[Start of Attachment]

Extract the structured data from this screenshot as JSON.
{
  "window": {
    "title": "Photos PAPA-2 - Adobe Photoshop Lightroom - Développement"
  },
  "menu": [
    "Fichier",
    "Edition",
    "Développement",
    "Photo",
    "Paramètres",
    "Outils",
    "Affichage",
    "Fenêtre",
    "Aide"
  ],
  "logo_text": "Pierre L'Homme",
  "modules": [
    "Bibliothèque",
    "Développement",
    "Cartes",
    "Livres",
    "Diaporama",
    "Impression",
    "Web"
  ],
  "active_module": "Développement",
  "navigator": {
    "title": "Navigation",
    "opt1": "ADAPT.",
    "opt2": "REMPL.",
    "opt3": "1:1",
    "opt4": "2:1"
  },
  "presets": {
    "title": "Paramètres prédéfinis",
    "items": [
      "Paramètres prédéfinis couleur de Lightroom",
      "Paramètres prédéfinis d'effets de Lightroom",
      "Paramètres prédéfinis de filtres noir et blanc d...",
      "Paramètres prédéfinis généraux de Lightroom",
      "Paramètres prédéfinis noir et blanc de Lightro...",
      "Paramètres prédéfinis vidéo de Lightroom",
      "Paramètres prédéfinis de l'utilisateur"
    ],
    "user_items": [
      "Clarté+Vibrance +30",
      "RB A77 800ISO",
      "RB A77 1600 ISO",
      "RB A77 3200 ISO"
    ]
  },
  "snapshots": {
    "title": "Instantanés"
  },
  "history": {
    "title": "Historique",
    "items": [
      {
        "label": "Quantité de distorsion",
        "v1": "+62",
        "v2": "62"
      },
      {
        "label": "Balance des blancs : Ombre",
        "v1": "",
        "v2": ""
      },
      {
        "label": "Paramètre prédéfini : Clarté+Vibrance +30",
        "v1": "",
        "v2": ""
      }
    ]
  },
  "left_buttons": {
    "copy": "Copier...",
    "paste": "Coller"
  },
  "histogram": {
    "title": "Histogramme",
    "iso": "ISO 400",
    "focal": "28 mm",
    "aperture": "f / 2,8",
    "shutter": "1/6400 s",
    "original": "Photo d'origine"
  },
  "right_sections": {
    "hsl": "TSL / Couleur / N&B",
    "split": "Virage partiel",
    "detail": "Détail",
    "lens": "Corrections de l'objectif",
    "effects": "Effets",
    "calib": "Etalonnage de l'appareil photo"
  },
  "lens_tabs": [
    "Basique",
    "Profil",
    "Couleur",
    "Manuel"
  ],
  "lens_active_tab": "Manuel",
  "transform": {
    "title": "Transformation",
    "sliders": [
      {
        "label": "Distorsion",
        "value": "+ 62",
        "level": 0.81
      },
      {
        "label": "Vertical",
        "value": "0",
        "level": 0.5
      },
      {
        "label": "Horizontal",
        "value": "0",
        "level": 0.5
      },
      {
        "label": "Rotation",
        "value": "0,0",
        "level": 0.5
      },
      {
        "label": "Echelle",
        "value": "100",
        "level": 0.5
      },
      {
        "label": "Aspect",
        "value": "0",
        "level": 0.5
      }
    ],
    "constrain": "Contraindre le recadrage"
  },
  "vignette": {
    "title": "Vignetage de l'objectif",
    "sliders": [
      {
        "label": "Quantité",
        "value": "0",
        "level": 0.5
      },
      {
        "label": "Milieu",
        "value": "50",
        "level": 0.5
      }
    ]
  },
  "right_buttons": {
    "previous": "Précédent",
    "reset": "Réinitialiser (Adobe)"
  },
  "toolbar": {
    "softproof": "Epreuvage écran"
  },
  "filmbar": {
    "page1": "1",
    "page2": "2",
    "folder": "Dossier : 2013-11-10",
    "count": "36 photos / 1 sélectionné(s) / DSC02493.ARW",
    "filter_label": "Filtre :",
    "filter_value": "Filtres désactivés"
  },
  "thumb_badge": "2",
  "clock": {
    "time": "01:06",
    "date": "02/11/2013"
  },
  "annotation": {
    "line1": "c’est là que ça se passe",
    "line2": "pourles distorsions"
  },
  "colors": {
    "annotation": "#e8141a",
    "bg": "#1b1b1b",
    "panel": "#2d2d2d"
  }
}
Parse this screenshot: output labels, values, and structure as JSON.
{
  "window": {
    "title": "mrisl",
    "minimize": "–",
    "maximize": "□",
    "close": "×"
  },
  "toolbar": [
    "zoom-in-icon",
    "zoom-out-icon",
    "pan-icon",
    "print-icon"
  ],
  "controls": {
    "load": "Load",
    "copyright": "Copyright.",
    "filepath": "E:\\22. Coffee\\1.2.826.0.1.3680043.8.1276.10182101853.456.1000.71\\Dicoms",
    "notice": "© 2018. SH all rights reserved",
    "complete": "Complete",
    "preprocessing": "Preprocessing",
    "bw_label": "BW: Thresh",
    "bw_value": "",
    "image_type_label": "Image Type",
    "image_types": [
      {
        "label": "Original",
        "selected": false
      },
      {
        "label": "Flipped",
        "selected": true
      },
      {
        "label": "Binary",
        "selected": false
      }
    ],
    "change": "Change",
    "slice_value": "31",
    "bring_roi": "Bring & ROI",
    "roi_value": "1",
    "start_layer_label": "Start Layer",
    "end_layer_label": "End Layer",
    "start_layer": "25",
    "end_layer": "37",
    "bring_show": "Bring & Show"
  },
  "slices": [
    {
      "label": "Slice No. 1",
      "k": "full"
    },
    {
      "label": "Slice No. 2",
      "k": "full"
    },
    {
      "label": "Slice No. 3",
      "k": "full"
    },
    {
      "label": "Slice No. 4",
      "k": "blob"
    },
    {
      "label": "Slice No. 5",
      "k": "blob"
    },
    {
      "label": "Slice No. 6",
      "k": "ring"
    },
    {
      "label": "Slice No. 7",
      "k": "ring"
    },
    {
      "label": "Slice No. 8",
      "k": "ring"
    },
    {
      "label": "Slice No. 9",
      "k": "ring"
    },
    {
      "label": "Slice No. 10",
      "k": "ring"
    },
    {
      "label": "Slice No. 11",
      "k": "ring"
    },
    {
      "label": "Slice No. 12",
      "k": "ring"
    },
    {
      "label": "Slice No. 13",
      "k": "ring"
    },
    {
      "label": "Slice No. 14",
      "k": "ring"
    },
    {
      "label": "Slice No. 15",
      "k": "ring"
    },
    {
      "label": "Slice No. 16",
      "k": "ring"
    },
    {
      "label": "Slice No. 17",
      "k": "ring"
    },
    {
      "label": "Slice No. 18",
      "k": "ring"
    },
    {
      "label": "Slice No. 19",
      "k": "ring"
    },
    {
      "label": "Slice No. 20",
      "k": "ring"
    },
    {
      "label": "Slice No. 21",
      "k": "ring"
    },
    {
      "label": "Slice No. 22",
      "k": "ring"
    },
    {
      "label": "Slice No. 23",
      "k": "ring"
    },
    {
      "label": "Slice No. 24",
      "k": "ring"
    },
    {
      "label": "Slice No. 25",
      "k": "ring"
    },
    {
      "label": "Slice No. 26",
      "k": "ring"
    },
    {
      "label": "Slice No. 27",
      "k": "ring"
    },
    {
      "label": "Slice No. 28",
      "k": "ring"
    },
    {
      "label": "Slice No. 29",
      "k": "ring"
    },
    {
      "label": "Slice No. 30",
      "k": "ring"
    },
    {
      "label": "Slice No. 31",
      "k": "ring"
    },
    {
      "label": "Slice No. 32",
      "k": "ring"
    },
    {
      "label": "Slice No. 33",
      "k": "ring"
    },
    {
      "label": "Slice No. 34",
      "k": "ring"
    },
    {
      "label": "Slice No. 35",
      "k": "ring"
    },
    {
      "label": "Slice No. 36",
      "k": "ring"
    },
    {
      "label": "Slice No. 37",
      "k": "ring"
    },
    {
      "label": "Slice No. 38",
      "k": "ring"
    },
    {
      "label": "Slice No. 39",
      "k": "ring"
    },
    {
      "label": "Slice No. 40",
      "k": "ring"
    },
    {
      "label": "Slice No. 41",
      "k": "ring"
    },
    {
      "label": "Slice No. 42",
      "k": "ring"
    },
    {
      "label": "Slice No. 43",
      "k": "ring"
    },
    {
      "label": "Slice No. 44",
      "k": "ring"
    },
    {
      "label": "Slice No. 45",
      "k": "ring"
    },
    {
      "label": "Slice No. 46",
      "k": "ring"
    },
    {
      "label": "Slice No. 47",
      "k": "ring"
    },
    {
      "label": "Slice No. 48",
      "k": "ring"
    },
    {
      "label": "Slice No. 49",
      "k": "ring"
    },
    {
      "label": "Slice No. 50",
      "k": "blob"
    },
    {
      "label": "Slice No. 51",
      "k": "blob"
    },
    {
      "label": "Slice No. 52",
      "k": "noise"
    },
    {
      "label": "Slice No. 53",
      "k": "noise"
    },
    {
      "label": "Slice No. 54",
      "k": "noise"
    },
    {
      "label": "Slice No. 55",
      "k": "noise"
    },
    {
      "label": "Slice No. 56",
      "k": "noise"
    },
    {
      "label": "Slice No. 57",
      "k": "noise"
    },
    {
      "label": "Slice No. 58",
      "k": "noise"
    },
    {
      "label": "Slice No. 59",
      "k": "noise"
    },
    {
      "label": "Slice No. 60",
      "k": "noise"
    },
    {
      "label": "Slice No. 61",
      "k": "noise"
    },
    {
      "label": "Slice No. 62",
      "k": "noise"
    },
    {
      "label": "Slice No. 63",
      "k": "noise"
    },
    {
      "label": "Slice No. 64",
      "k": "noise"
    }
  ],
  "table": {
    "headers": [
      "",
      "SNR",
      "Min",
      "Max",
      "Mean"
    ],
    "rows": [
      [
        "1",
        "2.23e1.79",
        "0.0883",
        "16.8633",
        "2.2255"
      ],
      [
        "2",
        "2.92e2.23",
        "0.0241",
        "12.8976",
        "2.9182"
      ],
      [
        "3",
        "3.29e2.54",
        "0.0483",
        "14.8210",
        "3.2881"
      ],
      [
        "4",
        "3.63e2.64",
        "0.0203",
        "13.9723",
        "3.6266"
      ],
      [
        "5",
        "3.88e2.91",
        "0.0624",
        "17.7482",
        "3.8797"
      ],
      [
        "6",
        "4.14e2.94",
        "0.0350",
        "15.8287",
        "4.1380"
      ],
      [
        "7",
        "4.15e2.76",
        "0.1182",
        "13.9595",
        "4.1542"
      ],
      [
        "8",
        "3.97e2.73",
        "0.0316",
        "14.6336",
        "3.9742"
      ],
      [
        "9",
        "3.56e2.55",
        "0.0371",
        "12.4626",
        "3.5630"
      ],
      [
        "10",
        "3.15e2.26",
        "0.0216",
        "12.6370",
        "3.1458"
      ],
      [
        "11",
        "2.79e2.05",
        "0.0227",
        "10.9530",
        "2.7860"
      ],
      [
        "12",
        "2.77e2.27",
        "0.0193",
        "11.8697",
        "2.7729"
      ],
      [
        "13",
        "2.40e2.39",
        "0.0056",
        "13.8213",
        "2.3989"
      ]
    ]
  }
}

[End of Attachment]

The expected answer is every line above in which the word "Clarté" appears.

▸ Response to this exercise
      "Clarté+Vibrance +30",
        "label": "Paramètre prédéfini : Clarté+Vibrance +30",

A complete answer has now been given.